SOURCE DATA -
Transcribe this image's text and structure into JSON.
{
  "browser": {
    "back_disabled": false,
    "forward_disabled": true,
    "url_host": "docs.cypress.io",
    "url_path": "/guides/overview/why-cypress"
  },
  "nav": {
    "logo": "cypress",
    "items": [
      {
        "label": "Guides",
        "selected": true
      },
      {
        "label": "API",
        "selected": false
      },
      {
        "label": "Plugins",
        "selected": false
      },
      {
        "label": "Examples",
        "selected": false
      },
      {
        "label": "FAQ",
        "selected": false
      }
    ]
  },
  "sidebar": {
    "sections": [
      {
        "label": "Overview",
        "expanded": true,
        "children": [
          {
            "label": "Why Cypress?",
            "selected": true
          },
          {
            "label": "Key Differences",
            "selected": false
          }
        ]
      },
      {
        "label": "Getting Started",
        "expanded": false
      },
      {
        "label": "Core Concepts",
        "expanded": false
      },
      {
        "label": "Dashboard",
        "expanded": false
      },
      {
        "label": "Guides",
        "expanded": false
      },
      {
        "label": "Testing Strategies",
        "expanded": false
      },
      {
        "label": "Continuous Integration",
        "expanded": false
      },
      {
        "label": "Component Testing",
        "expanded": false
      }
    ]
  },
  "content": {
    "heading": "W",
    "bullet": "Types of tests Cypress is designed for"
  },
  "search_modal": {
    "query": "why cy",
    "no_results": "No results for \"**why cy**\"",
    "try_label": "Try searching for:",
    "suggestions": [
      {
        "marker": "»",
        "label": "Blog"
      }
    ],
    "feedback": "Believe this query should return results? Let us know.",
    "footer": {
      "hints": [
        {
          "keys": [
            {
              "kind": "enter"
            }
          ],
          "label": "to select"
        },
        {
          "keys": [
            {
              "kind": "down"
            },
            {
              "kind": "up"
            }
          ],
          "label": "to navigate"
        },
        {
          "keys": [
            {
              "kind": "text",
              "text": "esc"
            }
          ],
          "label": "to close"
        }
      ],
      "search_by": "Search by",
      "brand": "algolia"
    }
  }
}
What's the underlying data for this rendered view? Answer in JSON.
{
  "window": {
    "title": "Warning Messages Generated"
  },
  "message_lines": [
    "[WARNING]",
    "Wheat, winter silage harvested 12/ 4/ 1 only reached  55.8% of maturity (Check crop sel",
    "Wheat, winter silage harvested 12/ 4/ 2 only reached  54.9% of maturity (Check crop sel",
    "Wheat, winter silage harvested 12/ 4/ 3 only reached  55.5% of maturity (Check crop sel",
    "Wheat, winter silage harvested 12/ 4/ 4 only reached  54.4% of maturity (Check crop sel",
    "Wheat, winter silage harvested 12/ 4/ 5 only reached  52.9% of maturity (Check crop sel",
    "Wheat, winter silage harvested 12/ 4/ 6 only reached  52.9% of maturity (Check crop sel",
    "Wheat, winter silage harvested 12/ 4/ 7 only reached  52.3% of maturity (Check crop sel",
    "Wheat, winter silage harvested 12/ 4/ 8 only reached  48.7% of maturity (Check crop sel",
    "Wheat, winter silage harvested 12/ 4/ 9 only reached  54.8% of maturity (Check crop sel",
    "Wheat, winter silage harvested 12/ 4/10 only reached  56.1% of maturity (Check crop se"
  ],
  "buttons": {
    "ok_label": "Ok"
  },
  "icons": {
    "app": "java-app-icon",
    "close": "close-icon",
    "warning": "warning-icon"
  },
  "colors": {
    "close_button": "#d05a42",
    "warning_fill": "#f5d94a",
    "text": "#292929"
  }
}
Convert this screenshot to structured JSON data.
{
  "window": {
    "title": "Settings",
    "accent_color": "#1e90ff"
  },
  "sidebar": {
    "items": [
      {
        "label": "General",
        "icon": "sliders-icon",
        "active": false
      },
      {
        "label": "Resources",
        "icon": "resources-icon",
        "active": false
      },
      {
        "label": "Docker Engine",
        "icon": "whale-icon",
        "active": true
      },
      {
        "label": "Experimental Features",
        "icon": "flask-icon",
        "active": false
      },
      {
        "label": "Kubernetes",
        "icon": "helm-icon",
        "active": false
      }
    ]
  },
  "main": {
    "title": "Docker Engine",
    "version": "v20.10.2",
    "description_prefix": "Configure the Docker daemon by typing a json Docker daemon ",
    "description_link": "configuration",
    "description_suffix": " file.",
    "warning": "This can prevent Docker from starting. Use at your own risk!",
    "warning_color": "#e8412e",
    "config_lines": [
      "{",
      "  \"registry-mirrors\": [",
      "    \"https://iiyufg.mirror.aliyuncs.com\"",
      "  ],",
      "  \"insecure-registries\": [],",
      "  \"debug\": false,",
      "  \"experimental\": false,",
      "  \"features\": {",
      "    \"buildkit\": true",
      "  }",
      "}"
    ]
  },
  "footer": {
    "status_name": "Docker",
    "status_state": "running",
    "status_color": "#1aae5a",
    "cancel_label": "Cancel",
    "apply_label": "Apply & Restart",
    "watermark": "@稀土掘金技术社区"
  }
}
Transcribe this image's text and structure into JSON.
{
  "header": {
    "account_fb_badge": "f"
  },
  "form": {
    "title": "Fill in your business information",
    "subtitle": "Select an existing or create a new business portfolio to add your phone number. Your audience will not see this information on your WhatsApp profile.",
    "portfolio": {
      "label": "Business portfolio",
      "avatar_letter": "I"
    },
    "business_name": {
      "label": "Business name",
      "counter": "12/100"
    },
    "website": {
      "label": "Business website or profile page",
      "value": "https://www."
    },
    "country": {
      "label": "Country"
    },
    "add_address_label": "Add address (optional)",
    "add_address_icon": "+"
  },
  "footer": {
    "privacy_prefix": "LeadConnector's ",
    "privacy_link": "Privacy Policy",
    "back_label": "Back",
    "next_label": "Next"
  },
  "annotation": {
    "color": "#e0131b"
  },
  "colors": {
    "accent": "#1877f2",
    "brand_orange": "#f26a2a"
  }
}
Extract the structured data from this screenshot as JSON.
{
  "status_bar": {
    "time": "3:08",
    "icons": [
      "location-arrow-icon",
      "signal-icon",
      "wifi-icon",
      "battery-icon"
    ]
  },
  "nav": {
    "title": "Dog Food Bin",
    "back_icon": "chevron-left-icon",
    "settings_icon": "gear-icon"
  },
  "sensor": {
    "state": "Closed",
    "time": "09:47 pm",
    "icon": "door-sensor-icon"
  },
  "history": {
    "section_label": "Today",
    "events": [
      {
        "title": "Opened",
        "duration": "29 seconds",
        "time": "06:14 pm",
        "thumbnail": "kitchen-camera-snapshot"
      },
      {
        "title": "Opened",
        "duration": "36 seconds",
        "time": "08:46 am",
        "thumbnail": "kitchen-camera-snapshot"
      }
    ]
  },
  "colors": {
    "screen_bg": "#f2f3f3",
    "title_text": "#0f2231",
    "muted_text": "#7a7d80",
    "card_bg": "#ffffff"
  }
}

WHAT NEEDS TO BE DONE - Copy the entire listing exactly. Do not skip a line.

OUTPUT BELOW -
Transcribe this image's text and structure into JSON.
{
  "browser": {
    "back_disabled": false,
    "forward_disabled": true,
    "url_host": "docs.cypress.io",
    "url_path": "/guides/overview/why-cypress"
  },
  "nav": {
    "logo": "cypress",
    "items": [
      {
        "label": "Guides",
        "selected": true
      },
      {
        "label": "API",
        "selected": false
      },
      {
        "label": "Plugins",
        "selected": false
      },
      {
        "label": "Examples",
        "selected": false
      },
      {
        "label": "FAQ",
        "selected": false
      }
    ]
  },
  "sidebar": {
    "sections": [
      {
        "label": "Overview",
        "expanded": true,
        "children": [
          {
            "label": "Why Cypress?",
            "selected": true
          },
          {
            "label": "Key Differences",
            "selected": false
          }
        ]
      },
      {
        "label": "Getting Started",
        "expanded": false
      },
      {
        "label": "Core Concepts",
        "expanded": false
      },
      {
        "label": "Dashboard",
        "expanded": false
      },
      {
        "label": "Guides",
        "expanded": false
      },
      {
        "label": "Testing Strategies",
        "expanded": false
      },
      {
        "label": "Continuous Integration",
        "expanded": false
      },
      {
        "label": "Component Testing",
        "expanded": false
      }
    ]
  },
  "content": {
    "heading": "W",
    "bullet": "Types of tests Cypress is designed for"
  },
  "search_modal": {
    "query": "why cy",
    "no_results": "No results for \"**why cy**\"",
    "try_label": "Try searching for:",
    "suggestions": [
      {
        "marker": "»",
        "label": "Blog"
      }
    ],
    "feedback": "Believe this query should return results? Let us know.",
    "footer": {
      "hints": [
        {
          "keys": [
            {
              "kind": "enter"
            }
          ],
          "label": "to select"
        },
        {
          "keys": [
            {
              "kind": "down"
            },
            {
              "kind": "up"
            }
          ],
          "label": "to navigate"
        },
        {
          "keys": [
            {
              "kind": "text",
              "text": "esc"
            }
          ],
          "label": "to close"
        }
      ],
      "search_by": "Search by",
      "brand": "algolia"
    }
  }
}
What's the underlying data for this rendered view? Answer in JSON.
{
  "window": {
    "title": "Warning Messages Generated"
  },
  "message_lines": [
    "[WARNING]",
    "Wheat, winter silage harvested 12/ 4/ 1 only reached  55.8% of maturity (Check crop sel",
    "Wheat, winter silage harvested 12/ 4/ 2 only reached  54.9% of maturity (Check crop sel",
    "Wheat, winter silage harvested 12/ 4/ 3 only reached  55.5% of maturity (Check crop sel",
    "Wheat, winter silage harvested 12/ 4/ 4 only reached  54.4% of maturity (Check crop sel",
    "Wheat, winter silage harvested 12/ 4/ 5 only reached  52.9% of maturity (Check crop sel",
    "Wheat, winter silage harvested 12/ 4/ 6 only reached  52.9% of maturity (Check crop sel",
    "Wheat, winter silage harvested 12/ 4/ 7 only reached  52.3% of maturity (Check crop sel",
    "Wheat, winter silage harvested 12/ 4/ 8 only reached  48.7% of maturity (Check crop sel",
    "Wheat, winter silage harvested 12/ 4/ 9 only reached  54.8% of maturity (Check crop sel",
    "Wheat, winter silage harvested 12/ 4/10 only reached  56.1% of maturity (Check crop se"
  ],
  "buttons": {
    "ok_label": "Ok"
  },
  "icons": {
    "app": "java-app-icon",
    "close": "close-icon",
    "warning": "warning-icon"
  },
  "colors": {
    "close_button": "#d05a42",
    "warning_fill": "#f5d94a",
    "text": "#292929"
  }
}
Convert this screenshot to structured JSON data.
{
  "window": {
    "title": "Settings",
    "accent_color": "#1e90ff"
  },
  "sidebar": {
    "items": [
      {
        "label": "General",
        "icon": "sliders-icon",
        "active": false
      },
      {
        "label": "Resources",
        "icon": "resources-icon",
        "active": false
      },
      {
        "label": "Docker Engine",
        "icon": "whale-icon",
        "active": true
      },
      {
        "label": "Experimental Features",
        "icon": "flask-icon",
        "active": false
      },
      {
        "label": "Kubernetes",
        "icon": "helm-icon",
        "active": false
      }
    ]
  },
  "main": {
    "title": "Docker Engine",
    "version": "v20.10.2",
    "description_prefix": "Configure the Docker daemon by typing a json Docker daemon ",
    "description_link": "configuration",
    "description_suffix": " file.",
    "warning": "This can prevent Docker from starting. Use at your own risk!",
    "warning_color": "#e8412e",
    "config_lines": [
      "{",
      "  \"registry-mirrors\": [",
      "    \"https://iiyufg.mirror.aliyuncs.com\"",
      "  ],",
      "  \"insecure-registries\": [],",
      "  \"debug\": false,",
      "  \"experimental\": false,",
      "  \"features\": {",
      "    \"buildkit\": true",
      "  }",
      "}"
    ]
  },
  "footer": {
    "status_name": "Docker",
    "status_state": "running",
    "status_color": "#1aae5a",
    "cancel_label": "Cancel",
    "apply_label": "Apply & Restart",
    "watermark": "@稀土掘金技术社区"
  }
}
Transcribe this image's text and structure into JSON.
{
  "header": {
    "account_fb_badge": "f"
  },
  "form": {
    "title": "Fill in your business information",
    "subtitle": "Select an existing or create a new business portfolio to add your phone number. Your audience will not see this information on your WhatsApp profile.",
    "portfolio": {
      "label": "Business portfolio",
      "avatar_letter": "I"
    },
    "business_name": {
      "label": "Business name",
      "counter": "12/100"
    },
    "website": {
      "label": "Business website or profile page",
      "value": "https://www."
    },
    "country": {
      "label": "Country"
    },
    "add_address_label": "Add address (optional)",
    "add_address_icon": "+"
  },
  "footer": {
    "privacy_prefix": "LeadConnector's ",
    "privacy_link": "Privacy Policy",
    "back_label": "Back",
    "next_label": "Next"
  },
  "annotation": {
    "color": "#e0131b"
  },
  "colors": {
    "accent": "#1877f2",
    "brand_orange": "#f26a2a"
  }
}
Extract the structured data from this screenshot as JSON.
{
  "status_bar": {
    "time": "3:08",
    "icons": [
      "location-arrow-icon",
      "signal-icon",
      "wifi-icon",
      "battery-icon"
    ]
  },
  "nav": {
    "title": "Dog Food Bin",
    "back_icon": "chevron-left-icon",
    "settings_icon": "gear-icon"
  },
  "sensor": {
    "state": "Closed",
    "time": "09:47 pm",
    "icon": "door-sensor-icon"
  },
  "history": {
    "section_label": "Today",
    "events": [
      {
        "title": "Opened",
        "duration": "29 seconds",
        "time": "06:14 pm",
        "thumbnail": "kitchen-camera-snapshot"
      },
      {
        "title": "Opened",
        "duration": "36 seconds",
        "time": "08:46 am",
        "thumbnail": "kitchen-camera-snapshot"
      }
    ]
  },
  "colors": {
    "screen_bg": "#f2f3f3",
    "title_text": "#0f2231",
    "muted_text": "#7a7d80",
    "card_bg": "#ffffff"
  }
}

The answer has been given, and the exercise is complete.